Police have said they were “legally obliged” to carry out their operation this morning after evidence revealed items being sold in a city store were deemed illegal by law.
Two people – a 35-year-old man and a 25-year-old woman – have been arrested on suspicion of being concerned in the supply of class B drugs after police executed two search warrants this morning. The man has also been arrested on suspicion of money laundering.
Shortly after 7.30am officers from Plymouth police’s south and central CID and neighbourhood teams attended a flat in a residential property in Houndiscombe Road, Mutley, where they carried out a search.
Keys were acquired and officers carried out a further search of the Holy Smoke hut-like store which sits near the Voodoo Lounge club and the Jigsaw Garden.
Police have told Plymouth Live a four-figure sum of cash was seized from the residential property along with cultivation equipment including grow lamps, tents, trays and fertilizer.
Police revealed that a “substantial quantity of suspected cannabis” and other drug-related paraphernalia was also found at the property. A number of bottles of “e-liquid” purporting to contain “90 percent THC” have also been seized.
Detectives also seized a number of mobile phones, a laptop, a SUV Dodge Nitro vehicle and a quantity of documentation including invoices.
Scene of Crime Officers have also been at the property to carry out forensic examinations.
Officers also seized CCTV recording equipment from the Holy Smoke store, which is rented from the nearby Methodist Central Hall.
This morning’s operation was described as pre-planned and police have revealed it came about following analysis of herbal material recovered from juveniles arrest following a theft from the Holy Smoke store.
Insp Robin Loveridge, neighbourhood inspector for the city centre, told Plymouth Live the theft of bell jars containing herbal matter from the store was reported to police. Two juveniles were traced and the jar and its contents were recovered, but police took the step of having the material tested in a laboratory.
Insp Loveridge said: “It came back as positive for THC – we don’t look at percentages with regard to cannabis. In effect, it is a class B drug and our view was we have to investigate this as the suspected selling of a class B drug.
“We went to our force legal department for advice and looked at the Home Office guidelines on the matter.
“Officer from the neighbourhood team went to the store and spoke to the proprietor. He has produced a certificate which we passed to our force legal department.
“Home Office guidelines show that you have to have certain licences to grow cannabis. There are no licences to sell cannabis to the public.
“Our CID team has carried out the investigation and executed the search warrants and the neighbourhood policing teams will pick up the community fall-out from today’s operation.”

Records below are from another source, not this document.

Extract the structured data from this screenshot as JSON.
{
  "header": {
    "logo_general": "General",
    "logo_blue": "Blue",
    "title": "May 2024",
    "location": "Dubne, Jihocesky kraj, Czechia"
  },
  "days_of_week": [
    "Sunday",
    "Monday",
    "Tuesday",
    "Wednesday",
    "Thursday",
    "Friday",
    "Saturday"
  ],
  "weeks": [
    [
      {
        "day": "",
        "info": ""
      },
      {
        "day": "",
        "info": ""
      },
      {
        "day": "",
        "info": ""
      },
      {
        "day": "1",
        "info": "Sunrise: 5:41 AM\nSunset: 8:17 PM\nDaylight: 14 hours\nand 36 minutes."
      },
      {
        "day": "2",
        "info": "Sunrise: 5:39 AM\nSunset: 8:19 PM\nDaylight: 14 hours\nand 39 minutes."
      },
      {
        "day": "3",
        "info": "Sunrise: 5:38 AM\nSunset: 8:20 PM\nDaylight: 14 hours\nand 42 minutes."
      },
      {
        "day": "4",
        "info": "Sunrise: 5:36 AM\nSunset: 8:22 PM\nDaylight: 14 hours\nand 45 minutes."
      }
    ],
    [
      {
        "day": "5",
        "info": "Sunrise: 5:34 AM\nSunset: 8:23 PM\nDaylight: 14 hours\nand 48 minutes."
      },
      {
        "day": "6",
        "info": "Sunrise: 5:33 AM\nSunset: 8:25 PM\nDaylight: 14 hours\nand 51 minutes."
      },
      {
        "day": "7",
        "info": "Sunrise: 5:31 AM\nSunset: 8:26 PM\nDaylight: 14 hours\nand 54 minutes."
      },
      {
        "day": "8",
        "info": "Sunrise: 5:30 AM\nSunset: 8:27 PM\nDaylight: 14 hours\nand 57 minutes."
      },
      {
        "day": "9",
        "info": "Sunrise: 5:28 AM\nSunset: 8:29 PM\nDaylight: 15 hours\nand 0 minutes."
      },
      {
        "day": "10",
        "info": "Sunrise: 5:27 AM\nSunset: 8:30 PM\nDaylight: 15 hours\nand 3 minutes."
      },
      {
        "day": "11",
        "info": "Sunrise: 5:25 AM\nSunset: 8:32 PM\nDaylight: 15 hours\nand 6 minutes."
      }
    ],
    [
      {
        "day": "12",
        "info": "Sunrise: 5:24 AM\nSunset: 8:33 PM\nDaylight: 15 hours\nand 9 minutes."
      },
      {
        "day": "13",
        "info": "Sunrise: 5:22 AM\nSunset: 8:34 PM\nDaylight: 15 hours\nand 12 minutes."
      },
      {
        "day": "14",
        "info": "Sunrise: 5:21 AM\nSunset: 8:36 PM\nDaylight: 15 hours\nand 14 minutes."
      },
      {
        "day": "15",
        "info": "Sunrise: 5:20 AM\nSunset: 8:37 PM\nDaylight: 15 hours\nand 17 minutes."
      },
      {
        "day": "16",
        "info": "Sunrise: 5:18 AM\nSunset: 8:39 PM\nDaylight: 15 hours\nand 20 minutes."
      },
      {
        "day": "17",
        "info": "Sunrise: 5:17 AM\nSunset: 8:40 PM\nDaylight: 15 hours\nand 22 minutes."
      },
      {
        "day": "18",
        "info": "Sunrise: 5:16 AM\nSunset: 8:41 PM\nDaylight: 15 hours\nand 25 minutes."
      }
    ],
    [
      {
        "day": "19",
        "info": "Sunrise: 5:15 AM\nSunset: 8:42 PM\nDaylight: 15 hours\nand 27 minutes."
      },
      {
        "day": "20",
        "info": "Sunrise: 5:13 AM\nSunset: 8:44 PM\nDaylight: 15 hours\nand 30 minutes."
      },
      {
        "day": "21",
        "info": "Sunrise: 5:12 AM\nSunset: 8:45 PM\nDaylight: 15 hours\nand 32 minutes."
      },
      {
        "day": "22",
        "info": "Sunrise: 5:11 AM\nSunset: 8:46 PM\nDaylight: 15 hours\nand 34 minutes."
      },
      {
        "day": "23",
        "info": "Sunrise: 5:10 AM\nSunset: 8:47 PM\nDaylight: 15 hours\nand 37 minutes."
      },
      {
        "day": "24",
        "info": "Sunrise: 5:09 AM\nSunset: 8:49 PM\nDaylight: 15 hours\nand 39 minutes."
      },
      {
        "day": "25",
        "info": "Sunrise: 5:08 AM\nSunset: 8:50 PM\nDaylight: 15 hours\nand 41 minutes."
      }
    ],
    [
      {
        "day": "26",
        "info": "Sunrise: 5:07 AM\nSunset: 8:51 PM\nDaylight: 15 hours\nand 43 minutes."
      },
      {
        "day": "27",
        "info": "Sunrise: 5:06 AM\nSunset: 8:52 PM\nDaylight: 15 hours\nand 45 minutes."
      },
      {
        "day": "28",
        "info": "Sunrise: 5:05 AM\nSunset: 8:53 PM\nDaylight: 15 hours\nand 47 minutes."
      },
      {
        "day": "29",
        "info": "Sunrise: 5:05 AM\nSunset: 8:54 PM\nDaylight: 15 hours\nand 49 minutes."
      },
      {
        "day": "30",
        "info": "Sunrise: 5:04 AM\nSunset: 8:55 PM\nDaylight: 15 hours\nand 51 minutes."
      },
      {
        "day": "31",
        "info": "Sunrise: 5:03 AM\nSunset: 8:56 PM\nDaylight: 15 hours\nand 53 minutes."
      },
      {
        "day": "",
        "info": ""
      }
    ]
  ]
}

Insp Loveridge stressed the reason there appeared to be a large number of officers involved in what was considered a small and simple operation was because a number of the officers involved were undergoing training alongside tutor officers. He said the operation gave them opportunity to learn the process of a section 8 PACE [Police and Criminal Evidence Act] search warrant.
He added: “This was a pre-planned operation and had been in the planning stage for some time, certainly well before the article [about the Holy Smoke store] appeared on the Plymouth Live website.
“The article did not change our time frame for out action.
“We would like to point out at this stage that once evidence is gathered it will be passed to the Crown Prosecution Service for their decision about further action or disposal.”
In a further police statement, Det Con Pablo Beckhurst, who is leading the investigation, noted that under current law any substance which has any level of THC in it is an illegal substance under the Misuse of Drugs Act 1971.
He added that following with the Devon and Cornwall Police legal department “the issue is not so much what is on the packaging but rather what the substance contains, ie any THC.
“Some companies have been found to rely on the analysis from a third party from overseas – which may or may not relate to the sample being sold – and there is not way the police can realistically verify the reliability of the tester who appears to be overseas.
“Be that as it may, it is not a defence, even though sellers of these products believe it may be.
“A proportion of THC under the frequently mentioned 0.2 limit may justify an application for a licence to use the items in a commercial production sense – eg for the production of hemp fibre – but that is wholly different from saying you can possess or sell it as it has THC of under 0.2 percent.”
Plymouth City Council staff also joined police during the operation.
A council spokesperson said: “We are working with the police as part of a multi-disciplinary team, after two search warrants were executed this morning. We are gathering information and evidence about the use of the premise due to concerns about illegal activity.”